So, to then see the CDC director downplay his own agency's guidance, that's shocking to me.

BOLDUAN: Let me bring in CNN's Elizabeth Cohen for more on this. Elizabeth, you were listening very closely. What stuck out to you?

ELIZABETH COHEN, CNN SENIOR MEDICAL CORRESPONDENT: How confusing it was, as Dr. Yasmin, just said, on the one hand, you have Dr. Birx saying, hey, we want to go back to the way it was and gatherings, no gatherings of less than 10 people or something to that effect. But on the other hand, they're saying we must open schools. I mean, that was the overriding message of this was we absolutely have to open up schools everywhere.

But you also don't want people to gather in groups of more than 10. How in the world does that make sense?
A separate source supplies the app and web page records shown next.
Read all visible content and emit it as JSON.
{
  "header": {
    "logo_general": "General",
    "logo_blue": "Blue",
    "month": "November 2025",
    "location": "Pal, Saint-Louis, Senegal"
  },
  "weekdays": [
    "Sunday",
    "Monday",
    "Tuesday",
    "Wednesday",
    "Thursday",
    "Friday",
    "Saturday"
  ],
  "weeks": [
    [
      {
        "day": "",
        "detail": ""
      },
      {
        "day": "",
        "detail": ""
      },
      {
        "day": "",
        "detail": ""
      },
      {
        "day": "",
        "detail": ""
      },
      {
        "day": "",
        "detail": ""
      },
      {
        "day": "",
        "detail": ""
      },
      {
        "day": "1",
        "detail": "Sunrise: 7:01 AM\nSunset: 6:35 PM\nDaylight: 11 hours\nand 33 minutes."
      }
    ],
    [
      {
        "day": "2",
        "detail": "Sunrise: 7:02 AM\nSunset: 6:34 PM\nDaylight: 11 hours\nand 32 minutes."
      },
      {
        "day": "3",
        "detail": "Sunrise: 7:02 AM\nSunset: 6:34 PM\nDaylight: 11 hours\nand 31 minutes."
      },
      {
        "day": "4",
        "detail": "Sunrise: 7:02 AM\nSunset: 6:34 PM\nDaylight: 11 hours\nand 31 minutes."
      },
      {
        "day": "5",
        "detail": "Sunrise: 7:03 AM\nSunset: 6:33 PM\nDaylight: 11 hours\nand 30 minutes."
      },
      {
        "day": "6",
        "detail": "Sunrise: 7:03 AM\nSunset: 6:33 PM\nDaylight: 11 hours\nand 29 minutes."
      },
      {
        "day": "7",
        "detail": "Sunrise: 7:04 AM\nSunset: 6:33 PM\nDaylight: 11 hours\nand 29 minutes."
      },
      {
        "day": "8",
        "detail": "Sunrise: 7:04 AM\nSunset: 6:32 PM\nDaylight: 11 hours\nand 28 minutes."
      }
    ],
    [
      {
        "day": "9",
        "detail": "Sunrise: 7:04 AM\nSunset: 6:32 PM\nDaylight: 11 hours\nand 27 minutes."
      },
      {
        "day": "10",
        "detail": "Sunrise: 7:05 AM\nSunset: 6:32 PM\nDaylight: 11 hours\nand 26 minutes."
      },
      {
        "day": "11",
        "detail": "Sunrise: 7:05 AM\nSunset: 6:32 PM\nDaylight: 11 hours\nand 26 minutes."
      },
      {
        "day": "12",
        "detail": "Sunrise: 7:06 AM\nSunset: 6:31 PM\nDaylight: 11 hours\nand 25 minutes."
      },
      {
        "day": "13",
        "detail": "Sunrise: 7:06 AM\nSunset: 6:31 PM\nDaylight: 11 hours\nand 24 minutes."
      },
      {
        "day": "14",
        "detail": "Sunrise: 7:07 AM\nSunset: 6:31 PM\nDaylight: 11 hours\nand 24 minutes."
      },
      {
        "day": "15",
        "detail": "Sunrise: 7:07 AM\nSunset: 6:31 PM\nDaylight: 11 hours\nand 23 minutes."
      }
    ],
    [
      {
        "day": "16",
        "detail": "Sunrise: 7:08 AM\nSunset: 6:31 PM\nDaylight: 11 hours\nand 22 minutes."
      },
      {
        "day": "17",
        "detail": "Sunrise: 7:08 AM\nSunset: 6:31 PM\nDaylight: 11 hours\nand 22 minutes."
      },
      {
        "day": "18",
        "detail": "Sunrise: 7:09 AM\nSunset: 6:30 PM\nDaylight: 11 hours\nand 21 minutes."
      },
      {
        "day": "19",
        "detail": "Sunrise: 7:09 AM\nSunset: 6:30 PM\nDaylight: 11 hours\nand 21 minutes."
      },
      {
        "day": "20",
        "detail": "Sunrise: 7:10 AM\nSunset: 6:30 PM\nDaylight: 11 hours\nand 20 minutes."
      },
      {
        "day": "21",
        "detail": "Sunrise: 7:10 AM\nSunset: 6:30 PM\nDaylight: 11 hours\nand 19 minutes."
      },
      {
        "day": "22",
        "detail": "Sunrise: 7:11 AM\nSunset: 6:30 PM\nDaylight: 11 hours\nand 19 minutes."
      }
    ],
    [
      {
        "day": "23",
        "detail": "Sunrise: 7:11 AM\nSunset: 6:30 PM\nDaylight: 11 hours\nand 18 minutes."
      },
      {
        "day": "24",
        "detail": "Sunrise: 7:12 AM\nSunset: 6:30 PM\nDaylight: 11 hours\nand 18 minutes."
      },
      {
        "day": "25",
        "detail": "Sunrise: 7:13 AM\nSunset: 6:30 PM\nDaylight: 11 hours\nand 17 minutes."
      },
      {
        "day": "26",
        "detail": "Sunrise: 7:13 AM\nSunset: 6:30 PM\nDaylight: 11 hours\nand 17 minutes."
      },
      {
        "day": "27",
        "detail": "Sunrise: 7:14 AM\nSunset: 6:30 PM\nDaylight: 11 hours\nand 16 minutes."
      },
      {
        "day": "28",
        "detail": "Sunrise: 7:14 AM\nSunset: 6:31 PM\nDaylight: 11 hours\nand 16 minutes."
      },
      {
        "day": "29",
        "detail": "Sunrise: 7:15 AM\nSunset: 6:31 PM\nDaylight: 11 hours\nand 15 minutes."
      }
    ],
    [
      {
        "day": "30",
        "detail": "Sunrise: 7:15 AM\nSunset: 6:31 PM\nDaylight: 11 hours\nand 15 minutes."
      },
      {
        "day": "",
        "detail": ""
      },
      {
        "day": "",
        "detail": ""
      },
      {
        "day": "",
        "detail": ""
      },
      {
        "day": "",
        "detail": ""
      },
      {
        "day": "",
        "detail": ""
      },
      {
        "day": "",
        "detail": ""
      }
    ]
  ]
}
Also something this administration has emphasized over and over again, is that states and localities should be able to basically do their own thing, they should be able to make their own decisions. Why in the world is the federal government telling Miami and Montana to do the same thing to open up schools, come what may?

That doesn't make any sense. This is something Tony Fauci has been really passionate about when I've spoken with him and when he's spoken to others. The United States is a huge place. What's going on in Miami could not be any more different than what's going on in Montana. Why are they giving this same demand really, that you have to open up schools just like, you know, as it was before? You need to open up schools in person.

What I did not hear at this press conference, were solutions. If I were the parent of a child with diabetes or with asthma, I would listen to this and throw up my hands and say, what am I supposed to do if I were a teacher with hypertension or hearts disease. I would be petrified. I didn't hear a lot of solutions here.

BOLDUAN: And Dana, Elizabeth is hitting on something important as well, which is their points seemed that they were saying a lot, but also saying very little while the Vice President said we need to get to a place of reopening, we want to work in partnership with these communities. He also very clearly left open the possibility of allowing states to not reopen if they saw that they were in the one of these hotspots. So again, I'm left with wondering what the plan is from the task force.

BASH: I don't have an answer, Kate. And, you know, you just talked to two very, very smart, capable women particularly in this field, and they were confused by it.

And in fairness, I think part of the issue is that there is no clear answer yet. What they said all of the things that they're saying are true at the same time. It is very, very difficult for students to be -- for kids to be home. It's bad for them. It's bad for opening up the economy. It's also very tricky when it comes to what it takes to open up those schools, Kate.